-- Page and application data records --
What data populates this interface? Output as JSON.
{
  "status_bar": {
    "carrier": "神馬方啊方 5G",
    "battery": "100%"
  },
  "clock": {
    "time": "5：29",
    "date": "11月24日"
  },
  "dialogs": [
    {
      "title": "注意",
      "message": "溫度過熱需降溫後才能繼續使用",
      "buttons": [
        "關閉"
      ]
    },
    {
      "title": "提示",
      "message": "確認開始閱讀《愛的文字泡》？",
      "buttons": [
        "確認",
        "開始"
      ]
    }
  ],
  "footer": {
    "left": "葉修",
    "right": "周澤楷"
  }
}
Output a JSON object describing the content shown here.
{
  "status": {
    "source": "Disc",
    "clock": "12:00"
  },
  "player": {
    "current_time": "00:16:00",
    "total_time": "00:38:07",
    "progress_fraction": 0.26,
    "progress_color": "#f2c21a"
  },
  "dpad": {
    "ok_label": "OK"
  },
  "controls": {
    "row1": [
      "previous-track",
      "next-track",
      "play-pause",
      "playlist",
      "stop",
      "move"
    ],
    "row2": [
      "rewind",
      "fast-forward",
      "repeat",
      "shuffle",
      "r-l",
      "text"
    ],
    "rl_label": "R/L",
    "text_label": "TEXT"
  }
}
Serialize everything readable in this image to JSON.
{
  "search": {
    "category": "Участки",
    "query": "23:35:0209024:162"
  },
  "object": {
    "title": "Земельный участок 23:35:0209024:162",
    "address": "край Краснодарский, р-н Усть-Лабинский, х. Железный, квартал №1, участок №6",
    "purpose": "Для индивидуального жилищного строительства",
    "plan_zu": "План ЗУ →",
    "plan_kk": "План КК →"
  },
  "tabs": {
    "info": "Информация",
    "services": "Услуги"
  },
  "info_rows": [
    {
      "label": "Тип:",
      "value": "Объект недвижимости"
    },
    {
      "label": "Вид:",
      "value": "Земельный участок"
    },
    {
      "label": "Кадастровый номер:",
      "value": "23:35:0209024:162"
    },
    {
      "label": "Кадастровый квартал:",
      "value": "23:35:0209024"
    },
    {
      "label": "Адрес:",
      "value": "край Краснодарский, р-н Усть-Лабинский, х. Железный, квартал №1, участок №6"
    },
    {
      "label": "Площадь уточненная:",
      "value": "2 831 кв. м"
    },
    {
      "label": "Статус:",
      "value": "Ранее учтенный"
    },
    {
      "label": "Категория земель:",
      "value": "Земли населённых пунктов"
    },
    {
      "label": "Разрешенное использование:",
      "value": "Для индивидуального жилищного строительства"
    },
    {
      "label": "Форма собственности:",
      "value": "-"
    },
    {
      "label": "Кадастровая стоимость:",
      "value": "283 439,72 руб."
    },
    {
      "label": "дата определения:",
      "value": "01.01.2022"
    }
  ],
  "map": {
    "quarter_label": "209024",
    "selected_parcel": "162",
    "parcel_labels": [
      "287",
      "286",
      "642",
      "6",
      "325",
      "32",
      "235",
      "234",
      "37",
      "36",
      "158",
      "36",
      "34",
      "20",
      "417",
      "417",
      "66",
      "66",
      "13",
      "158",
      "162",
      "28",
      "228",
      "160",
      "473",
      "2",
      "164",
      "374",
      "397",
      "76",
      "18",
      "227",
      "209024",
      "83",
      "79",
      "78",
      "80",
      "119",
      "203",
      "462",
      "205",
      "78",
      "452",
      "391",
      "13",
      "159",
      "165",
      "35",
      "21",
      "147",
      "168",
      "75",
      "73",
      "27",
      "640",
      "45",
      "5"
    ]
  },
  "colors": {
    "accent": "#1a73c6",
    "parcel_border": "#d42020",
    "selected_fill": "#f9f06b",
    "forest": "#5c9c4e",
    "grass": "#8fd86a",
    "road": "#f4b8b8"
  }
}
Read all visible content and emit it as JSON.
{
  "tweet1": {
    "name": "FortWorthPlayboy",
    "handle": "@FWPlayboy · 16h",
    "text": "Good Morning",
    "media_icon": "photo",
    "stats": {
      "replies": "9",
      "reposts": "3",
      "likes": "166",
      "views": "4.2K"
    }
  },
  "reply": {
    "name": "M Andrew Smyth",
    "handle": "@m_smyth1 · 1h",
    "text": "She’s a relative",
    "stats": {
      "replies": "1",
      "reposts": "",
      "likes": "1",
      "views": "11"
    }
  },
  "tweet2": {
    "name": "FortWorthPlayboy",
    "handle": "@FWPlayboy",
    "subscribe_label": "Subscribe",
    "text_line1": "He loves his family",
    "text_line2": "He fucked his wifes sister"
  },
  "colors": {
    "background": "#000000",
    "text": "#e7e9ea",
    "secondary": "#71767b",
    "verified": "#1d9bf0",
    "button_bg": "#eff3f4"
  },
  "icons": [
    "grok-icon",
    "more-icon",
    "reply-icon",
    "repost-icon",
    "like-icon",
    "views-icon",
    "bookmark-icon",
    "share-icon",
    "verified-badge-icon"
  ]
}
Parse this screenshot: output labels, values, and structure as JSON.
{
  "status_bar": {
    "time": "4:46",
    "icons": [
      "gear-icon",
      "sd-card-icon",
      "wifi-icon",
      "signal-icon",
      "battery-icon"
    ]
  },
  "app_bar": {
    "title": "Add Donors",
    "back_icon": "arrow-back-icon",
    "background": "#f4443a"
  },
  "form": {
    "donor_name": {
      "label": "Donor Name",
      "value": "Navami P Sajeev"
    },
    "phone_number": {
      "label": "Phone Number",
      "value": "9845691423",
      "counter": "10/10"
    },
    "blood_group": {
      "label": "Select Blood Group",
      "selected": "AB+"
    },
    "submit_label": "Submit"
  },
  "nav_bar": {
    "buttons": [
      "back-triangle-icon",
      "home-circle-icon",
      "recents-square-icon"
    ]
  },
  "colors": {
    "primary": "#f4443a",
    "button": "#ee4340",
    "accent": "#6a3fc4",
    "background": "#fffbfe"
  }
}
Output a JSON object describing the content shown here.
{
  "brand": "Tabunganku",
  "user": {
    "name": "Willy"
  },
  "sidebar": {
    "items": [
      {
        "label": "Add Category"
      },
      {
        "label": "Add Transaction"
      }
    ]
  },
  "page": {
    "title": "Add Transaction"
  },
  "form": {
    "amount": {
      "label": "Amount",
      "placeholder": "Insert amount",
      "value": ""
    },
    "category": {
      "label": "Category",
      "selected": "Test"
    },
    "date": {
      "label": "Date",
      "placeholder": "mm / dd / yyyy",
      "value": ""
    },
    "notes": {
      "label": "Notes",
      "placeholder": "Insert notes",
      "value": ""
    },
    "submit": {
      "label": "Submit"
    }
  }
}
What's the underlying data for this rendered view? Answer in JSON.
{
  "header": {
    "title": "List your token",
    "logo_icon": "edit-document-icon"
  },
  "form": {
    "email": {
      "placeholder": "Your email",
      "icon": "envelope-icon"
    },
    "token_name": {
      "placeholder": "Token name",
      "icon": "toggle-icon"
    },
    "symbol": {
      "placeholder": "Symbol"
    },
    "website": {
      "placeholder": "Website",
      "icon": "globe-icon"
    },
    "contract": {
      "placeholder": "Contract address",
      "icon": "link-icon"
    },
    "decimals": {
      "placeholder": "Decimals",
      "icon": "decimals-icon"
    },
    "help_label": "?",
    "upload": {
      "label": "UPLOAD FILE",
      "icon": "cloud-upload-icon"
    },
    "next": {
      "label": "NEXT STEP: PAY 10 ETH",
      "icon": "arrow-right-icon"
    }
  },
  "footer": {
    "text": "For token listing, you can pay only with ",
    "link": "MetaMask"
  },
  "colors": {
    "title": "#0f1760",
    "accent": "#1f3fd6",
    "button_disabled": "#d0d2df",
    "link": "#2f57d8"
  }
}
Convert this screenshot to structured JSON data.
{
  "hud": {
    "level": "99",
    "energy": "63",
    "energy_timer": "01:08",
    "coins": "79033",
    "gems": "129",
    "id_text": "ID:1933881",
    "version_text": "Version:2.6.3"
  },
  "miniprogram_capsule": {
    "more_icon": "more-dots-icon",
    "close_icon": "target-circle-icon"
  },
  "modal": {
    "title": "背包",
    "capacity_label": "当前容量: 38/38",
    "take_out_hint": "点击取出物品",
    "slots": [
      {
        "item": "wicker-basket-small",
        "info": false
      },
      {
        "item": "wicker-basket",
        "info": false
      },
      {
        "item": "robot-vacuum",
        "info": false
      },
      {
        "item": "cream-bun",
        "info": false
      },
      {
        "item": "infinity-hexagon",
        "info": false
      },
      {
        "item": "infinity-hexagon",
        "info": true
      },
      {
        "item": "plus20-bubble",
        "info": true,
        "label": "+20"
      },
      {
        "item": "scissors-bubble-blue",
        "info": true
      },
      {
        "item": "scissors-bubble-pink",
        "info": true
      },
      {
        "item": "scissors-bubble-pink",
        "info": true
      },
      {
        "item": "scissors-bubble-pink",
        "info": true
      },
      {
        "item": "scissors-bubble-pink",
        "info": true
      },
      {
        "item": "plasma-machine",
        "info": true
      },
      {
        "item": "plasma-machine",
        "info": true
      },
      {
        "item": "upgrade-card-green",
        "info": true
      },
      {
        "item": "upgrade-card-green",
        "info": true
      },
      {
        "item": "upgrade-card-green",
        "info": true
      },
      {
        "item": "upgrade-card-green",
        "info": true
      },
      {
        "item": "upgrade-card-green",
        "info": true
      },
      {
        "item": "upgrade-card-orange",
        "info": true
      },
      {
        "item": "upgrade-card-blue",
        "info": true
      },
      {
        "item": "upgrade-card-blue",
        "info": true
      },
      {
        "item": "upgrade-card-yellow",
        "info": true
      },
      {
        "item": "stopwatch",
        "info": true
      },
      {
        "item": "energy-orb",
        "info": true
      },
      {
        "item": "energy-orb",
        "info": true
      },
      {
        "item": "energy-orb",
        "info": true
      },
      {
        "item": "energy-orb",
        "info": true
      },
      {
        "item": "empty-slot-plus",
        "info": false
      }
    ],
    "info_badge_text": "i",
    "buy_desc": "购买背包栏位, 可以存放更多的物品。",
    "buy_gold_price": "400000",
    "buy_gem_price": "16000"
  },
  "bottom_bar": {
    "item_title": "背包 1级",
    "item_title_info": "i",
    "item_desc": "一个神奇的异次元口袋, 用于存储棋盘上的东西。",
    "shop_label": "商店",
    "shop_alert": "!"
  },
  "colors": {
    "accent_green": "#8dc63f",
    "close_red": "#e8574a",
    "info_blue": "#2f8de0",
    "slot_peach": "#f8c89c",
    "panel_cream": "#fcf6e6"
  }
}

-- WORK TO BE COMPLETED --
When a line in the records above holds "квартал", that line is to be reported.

-- ANSWER SPACE --
    "address": "край Краснодарский, р-н Усть-Лабинский, х. Железный, квартал №1, участок №6",
      "label": "Кадастровый квартал:",
      "value": "край Краснодарский, р-н Усть-Лабинский, х. Железный, квартал №1, участок №6"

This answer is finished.